> [WHAT TO PRODUCE]: Below are the records; work out how many lines among them contain "Trifele", and write nothing besides that number.

[Page and application data records]
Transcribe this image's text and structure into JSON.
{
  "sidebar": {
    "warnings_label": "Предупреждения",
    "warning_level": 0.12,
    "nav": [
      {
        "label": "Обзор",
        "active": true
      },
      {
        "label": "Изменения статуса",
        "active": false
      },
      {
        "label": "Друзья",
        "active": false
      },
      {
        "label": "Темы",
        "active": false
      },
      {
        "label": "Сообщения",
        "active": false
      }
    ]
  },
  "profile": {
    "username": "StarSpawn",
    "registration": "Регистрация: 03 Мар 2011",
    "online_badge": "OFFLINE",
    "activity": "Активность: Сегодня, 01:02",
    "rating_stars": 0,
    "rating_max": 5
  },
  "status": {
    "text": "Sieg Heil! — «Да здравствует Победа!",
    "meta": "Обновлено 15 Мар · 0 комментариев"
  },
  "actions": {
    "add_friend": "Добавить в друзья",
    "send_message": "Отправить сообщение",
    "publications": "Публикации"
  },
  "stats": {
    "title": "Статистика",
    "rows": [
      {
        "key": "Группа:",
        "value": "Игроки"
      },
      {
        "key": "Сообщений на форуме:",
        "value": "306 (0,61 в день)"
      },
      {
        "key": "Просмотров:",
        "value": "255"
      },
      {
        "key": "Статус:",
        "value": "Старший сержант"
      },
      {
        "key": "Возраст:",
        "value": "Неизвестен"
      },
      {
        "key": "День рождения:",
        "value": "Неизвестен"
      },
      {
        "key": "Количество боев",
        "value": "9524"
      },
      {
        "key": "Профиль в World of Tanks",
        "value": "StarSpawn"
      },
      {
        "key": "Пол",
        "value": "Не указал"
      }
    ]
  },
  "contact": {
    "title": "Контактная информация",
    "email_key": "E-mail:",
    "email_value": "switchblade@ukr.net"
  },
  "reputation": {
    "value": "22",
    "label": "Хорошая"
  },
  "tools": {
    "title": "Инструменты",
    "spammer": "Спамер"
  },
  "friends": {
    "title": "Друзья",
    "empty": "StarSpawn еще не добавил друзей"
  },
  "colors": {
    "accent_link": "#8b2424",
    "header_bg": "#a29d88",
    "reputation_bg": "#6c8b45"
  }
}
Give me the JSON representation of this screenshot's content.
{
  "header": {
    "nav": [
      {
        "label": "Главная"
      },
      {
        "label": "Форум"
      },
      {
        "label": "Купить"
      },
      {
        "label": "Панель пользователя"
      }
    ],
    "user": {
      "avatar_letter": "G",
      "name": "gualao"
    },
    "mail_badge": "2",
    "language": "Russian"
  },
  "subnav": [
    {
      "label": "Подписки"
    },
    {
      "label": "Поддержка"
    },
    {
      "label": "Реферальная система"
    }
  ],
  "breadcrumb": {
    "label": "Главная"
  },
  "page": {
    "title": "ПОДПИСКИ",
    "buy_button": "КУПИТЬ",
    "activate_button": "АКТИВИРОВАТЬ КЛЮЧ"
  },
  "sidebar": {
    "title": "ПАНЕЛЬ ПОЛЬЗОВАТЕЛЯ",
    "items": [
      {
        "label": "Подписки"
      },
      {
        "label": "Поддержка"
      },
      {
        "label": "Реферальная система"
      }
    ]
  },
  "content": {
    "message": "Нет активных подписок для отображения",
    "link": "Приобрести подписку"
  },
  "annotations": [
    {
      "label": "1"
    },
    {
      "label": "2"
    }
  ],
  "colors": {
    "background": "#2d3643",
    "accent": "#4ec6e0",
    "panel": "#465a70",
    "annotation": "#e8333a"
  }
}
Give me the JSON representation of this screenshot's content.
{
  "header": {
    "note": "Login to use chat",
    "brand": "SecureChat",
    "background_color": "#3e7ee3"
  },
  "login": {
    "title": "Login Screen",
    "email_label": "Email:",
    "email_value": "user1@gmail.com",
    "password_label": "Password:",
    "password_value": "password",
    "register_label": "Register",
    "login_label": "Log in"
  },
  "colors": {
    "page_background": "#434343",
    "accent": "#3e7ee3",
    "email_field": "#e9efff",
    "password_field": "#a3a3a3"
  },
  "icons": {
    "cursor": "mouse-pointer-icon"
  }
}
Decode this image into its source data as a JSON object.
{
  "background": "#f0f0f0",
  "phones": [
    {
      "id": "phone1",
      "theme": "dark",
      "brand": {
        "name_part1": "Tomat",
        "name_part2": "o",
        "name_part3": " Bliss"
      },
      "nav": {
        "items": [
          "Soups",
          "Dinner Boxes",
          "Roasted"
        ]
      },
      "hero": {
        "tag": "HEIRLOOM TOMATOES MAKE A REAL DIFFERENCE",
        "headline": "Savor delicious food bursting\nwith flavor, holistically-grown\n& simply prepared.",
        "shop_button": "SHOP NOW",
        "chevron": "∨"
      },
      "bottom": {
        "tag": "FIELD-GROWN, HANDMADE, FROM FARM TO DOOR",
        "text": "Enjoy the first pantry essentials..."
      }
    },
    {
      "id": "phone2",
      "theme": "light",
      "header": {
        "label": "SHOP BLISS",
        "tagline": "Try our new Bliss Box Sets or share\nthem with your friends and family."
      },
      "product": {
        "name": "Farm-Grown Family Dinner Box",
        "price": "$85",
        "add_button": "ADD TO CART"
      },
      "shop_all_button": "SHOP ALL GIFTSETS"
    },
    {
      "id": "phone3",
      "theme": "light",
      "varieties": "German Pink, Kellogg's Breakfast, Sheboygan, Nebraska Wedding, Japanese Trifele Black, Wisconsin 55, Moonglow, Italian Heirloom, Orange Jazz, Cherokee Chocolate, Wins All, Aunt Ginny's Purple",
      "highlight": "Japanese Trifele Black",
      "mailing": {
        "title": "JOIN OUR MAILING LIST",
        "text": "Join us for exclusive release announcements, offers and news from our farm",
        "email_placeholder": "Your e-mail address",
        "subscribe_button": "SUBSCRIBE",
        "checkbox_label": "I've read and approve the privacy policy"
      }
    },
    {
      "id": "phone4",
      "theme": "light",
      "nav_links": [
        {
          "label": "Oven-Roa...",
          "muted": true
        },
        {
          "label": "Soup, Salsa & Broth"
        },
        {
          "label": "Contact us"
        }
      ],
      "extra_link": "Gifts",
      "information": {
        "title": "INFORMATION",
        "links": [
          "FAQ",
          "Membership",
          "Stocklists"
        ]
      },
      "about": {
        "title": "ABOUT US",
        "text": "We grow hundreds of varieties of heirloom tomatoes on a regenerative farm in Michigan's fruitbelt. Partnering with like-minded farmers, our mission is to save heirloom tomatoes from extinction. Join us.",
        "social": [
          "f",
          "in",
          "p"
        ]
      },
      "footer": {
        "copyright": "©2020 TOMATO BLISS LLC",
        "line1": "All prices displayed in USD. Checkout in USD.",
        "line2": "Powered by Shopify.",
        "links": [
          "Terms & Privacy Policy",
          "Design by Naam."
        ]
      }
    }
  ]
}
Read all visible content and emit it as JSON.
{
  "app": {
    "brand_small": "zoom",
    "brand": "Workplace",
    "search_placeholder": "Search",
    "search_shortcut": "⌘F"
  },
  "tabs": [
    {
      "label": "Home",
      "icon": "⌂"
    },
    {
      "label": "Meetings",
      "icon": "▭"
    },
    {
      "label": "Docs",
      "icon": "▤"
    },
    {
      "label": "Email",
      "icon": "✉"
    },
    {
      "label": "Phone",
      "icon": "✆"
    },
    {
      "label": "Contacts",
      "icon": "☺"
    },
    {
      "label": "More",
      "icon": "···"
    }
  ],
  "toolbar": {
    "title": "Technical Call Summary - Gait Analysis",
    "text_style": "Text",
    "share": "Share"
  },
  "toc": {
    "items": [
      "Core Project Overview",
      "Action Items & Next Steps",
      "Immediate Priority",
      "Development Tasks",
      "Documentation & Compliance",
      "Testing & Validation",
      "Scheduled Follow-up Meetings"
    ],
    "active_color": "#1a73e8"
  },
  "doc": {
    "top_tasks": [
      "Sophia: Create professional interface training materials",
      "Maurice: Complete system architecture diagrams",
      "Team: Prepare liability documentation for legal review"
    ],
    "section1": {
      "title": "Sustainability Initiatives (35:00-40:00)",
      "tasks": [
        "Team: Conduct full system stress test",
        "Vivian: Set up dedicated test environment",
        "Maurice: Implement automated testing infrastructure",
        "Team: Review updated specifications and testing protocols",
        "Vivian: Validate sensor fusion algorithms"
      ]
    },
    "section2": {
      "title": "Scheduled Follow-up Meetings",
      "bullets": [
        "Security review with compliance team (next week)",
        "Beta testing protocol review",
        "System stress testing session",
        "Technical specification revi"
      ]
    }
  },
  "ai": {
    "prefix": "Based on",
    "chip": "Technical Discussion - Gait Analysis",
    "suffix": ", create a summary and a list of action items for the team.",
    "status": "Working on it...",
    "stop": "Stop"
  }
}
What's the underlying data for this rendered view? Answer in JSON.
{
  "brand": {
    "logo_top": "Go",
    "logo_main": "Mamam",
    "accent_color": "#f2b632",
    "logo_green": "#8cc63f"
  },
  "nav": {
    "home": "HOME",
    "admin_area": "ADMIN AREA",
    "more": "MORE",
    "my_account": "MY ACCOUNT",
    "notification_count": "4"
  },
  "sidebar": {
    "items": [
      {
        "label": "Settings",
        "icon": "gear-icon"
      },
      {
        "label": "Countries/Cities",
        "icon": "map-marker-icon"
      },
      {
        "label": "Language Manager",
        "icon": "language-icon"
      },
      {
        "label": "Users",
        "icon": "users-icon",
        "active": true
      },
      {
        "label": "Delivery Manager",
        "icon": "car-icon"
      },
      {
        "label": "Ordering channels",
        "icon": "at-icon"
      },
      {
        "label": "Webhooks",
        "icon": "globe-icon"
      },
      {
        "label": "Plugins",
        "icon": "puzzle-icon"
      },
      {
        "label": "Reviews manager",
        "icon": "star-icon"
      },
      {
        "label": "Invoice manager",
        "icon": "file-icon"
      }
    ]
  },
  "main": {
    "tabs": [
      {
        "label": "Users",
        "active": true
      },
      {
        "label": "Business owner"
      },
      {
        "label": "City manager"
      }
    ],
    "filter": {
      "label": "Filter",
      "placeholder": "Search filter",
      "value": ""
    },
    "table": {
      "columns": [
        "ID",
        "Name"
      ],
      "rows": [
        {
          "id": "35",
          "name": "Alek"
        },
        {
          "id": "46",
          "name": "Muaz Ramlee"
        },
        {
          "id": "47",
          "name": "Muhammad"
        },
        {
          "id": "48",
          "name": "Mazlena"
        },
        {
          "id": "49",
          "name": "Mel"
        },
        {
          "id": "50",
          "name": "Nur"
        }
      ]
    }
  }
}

> [RESULT]: 2